■ Your objective ■
With nothing added or dropped, copy the data that follows exactly.

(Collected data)
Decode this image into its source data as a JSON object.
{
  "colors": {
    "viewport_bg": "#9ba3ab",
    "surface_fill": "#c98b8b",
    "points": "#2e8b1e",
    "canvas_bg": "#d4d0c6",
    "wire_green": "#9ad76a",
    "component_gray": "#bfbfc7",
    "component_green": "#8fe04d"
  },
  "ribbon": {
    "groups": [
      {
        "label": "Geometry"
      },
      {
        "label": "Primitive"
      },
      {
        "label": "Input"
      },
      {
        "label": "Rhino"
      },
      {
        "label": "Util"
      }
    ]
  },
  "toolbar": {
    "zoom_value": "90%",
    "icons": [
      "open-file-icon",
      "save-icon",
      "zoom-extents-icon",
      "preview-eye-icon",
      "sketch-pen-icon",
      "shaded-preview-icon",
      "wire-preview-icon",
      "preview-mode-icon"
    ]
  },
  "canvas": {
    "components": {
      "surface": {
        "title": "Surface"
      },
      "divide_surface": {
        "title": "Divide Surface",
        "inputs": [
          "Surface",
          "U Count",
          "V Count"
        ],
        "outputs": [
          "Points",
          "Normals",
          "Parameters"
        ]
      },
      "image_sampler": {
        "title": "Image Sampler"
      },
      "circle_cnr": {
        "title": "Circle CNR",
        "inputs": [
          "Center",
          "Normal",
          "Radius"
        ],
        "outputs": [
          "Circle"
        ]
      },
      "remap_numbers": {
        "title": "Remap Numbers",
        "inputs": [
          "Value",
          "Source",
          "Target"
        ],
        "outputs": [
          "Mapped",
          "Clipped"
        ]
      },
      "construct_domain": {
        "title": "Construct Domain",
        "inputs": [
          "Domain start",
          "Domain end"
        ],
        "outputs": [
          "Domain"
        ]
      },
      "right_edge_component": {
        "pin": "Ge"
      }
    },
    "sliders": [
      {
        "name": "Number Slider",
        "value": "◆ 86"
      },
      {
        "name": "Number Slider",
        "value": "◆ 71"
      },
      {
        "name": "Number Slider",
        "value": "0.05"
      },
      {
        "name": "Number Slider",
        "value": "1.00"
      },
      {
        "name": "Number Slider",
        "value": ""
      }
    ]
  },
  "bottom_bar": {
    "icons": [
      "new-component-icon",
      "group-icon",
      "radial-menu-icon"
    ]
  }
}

■ Task result ■
Decode this image into its source data as a JSON object.
{
  "colors": {
    "viewport_bg": "#9ba3ab",
    "surface_fill": "#c98b8b",
    "points": "#2e8b1e",
    "canvas_bg": "#d4d0c6",
    "wire_green": "#9ad76a",
    "component_gray": "#bfbfc7",
    "component_green": "#8fe04d"
  },
  "ribbon": {
    "groups": [
      {
        "label": "Geometry"
      },
      {
        "label": "Primitive"
      },
      {
        "label": "Input"
      },
      {
        "label": "Rhino"
      },
      {
        "label": "Util"
      }
    ]
  },
  "toolbar": {
    "zoom_value": "90%",
    "icons": [
      "open-file-icon",
      "save-icon",
      "zoom-extents-icon",
      "preview-eye-icon",
      "sketch-pen-icon",
      "shaded-preview-icon",
      "wire-preview-icon",
      "preview-mode-icon"
    ]
  },
  "canvas": {
    "components": {
      "surface": {
        "title": "Surface"
      },
      "divide_surface": {
        "title": "Divide Surface",
        "inputs": [
          "Surface",
          "U Count",
          "V Count"
        ],
        "outputs": [
          "Points",
          "Normals",
          "Parameters"
        ]
      },
      "image_sampler": {
        "title": "Image Sampler"
      },
      "circle_cnr": {
        "title": "Circle CNR",
        "inputs": [
          "Center",
          "Normal",
          "Radius"
        ],
        "outputs": [
          "Circle"
        ]
      },
      "remap_numbers": {
        "title": "Remap Numbers",
        "inputs": [
          "Value",
          "Source",
          "Target"
        ],
        "outputs": [
          "Mapped",
          "Clipped"
        ]
      },
      "construct_domain": {
        "title": "Construct Domain",
        "inputs": [
          "Domain start",
          "Domain end"
        ],
        "outputs": [
          "Domain"
        ]
      },
      "right_edge_component": {
        "pin": "Ge"
      }
    },
    "sliders": [
      {
        "name": "Number Slider",
        "value": "◆ 86"
      },
      {
        "name": "Number Slider",
        "value": "◆ 71"
      },
      {
        "name": "Number Slider",
        "value": "0.05"
      },
      {
        "name": "Number Slider",
        "value": "1.00"
      },
      {
        "name": "Number Slider",
        "value": ""
      }
    ]
  },
  "bottom_bar": {
    "icons": [
      "new-component-icon",
      "group-icon",
      "radial-menu-icon"
    ]
  }
}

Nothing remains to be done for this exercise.